*** Opening LISTED RECORDS ***

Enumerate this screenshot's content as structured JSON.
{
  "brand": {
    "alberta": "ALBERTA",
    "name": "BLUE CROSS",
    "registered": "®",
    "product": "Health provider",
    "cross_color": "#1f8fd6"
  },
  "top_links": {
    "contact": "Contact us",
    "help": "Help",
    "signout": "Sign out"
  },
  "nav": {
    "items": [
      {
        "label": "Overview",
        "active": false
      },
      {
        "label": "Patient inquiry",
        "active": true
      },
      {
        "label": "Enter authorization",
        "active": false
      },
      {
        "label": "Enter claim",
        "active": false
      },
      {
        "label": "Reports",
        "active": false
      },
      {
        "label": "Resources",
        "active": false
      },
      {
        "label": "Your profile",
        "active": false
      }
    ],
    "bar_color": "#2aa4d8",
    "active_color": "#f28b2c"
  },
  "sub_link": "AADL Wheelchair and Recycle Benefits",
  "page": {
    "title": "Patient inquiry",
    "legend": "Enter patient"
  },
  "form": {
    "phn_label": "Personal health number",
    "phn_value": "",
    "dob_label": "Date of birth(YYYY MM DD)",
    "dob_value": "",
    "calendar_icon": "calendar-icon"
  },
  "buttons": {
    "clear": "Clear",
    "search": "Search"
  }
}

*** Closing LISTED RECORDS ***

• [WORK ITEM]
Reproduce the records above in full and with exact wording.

• [RESULT OF THE TASK]
Enumerate this screenshot's content as structured JSON.
{
  "brand": {
    "alberta": "ALBERTA",
    "name": "BLUE CROSS",
    "registered": "®",
    "product": "Health provider",
    "cross_color": "#1f8fd6"
  },
  "top_links": {
    "contact": "Contact us",
    "help": "Help",
    "signout": "Sign out"
  },
  "nav": {
    "items": [
      {
        "label": "Overview",
        "active": false
      },
      {
        "label": "Patient inquiry",
        "active": true
      },
      {
        "label": "Enter authorization",
        "active": false
      },
      {
        "label": "Enter claim",
        "active": false
      },
      {
        "label": "Reports",
        "active": false
      },
      {
        "label": "Resources",
        "active": false
      },
      {
        "label": "Your profile",
        "active": false
      }
    ],
    "bar_color": "#2aa4d8",
    "active_color": "#f28b2c"
  },
  "sub_link": "AADL Wheelchair and Recycle Benefits",
  "page": {
    "title": "Patient inquiry",
    "legend": "Enter patient"
  },
  "form": {
    "phn_label": "Personal health number",
    "phn_value": "",
    "dob_label": "Date of birth(YYYY MM DD)",
    "dob_value": "",
    "calendar_icon": "calendar-icon"
  },
  "buttons": {
    "clear": "Clear",
    "search": "Search"
  }
}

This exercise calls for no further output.